Copyright restrictions prevent us from making these programmes available as audio on demand or podcasts.
Monday 22 August - China Science Rising
BBC World Service Science Correspondent Rebecca Morelle reports from China on the world’s largest radio telescope, transplanting organs from pigs to humans, searching for elusive subatomic particles and exploring the deep oceans. She discusses the future of Chinese science and technology with Charlotte Liu of Nature magazine.
Tuesday 23 August - Cruising (Part1 of 2)
Philip Dodd explores the new world of cruising. Boarding in Shanghai he meets the passengers and crew who will sail the coast of China down to Hong Kong. The Chinese want different things from a cruise – they don’t want to sit in the sun and they do want more of a sense of community on board. Ships are now being fitted especially for the Chinese market with these requirements in mind.
Wednesday 24 August - Colombia’s Forgotten Exodus
In the Colombian capital of Bogota, Lucy Ash meets two people who fear they will never be able to return to their homes. They both come from Choco, which is one of the poorest provinces and most violent parts of the country. Their stories illustrate a nationwide trauma – the government may be on the brink of a historic peace deal with the FARC rebels, but Colombia has even more internally displaced people than Syria. More than 200,000 have been killed and seven million driven off their land during half a century of war. Lucy travels down the River Baudo to meet people uprooted from their jungle villages in violent clashes earlier this year and finds that Latin America’s longest insurgency is far from over.
Thursday 25 August - Life Under Glass

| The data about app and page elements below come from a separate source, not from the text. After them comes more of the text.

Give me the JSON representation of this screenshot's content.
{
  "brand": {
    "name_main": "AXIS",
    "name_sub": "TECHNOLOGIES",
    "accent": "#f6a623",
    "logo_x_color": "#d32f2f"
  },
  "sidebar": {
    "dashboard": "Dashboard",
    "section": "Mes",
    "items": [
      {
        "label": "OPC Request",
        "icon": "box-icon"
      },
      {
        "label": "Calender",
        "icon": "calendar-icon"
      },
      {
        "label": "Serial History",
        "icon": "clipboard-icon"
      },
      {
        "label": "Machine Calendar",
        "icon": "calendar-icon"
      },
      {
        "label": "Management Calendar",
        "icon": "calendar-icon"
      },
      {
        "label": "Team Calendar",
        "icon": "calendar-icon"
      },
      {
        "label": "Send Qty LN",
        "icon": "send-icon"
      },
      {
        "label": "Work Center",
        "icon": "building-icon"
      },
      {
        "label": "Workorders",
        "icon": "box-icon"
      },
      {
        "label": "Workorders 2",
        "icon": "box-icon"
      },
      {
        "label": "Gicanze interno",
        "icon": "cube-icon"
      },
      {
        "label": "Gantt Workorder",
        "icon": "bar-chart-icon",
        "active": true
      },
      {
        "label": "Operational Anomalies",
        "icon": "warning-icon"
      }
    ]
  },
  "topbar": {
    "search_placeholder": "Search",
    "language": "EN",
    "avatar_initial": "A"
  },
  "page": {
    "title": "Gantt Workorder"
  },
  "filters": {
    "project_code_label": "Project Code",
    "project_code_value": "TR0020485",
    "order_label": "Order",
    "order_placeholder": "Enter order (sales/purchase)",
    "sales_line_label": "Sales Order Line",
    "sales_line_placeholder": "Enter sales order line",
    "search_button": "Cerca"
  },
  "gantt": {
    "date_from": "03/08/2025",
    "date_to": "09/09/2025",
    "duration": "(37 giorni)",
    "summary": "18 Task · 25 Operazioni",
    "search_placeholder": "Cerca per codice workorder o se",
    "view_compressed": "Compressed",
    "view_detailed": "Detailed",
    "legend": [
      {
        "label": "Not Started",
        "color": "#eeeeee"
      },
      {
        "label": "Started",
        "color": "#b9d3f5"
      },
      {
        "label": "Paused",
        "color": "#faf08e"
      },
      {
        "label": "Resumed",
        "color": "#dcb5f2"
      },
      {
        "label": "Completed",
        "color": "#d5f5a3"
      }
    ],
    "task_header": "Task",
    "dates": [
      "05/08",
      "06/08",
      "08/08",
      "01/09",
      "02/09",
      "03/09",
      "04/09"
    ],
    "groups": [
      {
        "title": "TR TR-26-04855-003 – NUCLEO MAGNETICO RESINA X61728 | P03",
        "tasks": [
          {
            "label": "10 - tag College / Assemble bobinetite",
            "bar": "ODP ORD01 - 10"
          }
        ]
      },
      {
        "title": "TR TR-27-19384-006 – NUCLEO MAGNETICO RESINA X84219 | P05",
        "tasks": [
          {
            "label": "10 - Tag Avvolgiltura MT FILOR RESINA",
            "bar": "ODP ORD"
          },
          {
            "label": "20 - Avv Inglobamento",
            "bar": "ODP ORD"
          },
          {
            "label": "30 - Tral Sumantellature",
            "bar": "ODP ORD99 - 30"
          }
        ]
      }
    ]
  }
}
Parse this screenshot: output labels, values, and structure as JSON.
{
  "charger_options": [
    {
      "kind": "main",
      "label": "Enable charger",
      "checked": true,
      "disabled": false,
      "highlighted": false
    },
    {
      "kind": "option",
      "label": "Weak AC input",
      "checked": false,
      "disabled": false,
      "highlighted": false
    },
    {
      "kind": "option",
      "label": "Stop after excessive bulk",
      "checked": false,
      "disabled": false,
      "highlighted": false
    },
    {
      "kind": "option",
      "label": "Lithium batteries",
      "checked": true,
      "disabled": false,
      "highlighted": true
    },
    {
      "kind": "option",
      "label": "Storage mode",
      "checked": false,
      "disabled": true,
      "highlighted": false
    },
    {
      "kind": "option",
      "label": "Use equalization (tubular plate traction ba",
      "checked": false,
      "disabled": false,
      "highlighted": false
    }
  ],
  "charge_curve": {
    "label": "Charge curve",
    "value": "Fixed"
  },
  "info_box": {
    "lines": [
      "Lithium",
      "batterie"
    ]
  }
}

At Coney Island amusement park between 1903 and 1943 there was an extraordinary exhibit: tiny, premature babies. 'Dr Martin Couney's infant incubator’ facility was staffed by nurses in starched white uniforms and if you paid a quarter, you could see the babies in their incubators. Journalist Claire Prentice has been following the story and tracked down some of those babies, now in their 70s, 80s and 90s, who were put in the show. She discovers how Dr Couney brought the incubator to prominence in the USA through World's Fairs and amusement parks, and explores how a man who was shunned by the medical establishment changed attitudes to premature babies and saved countless lives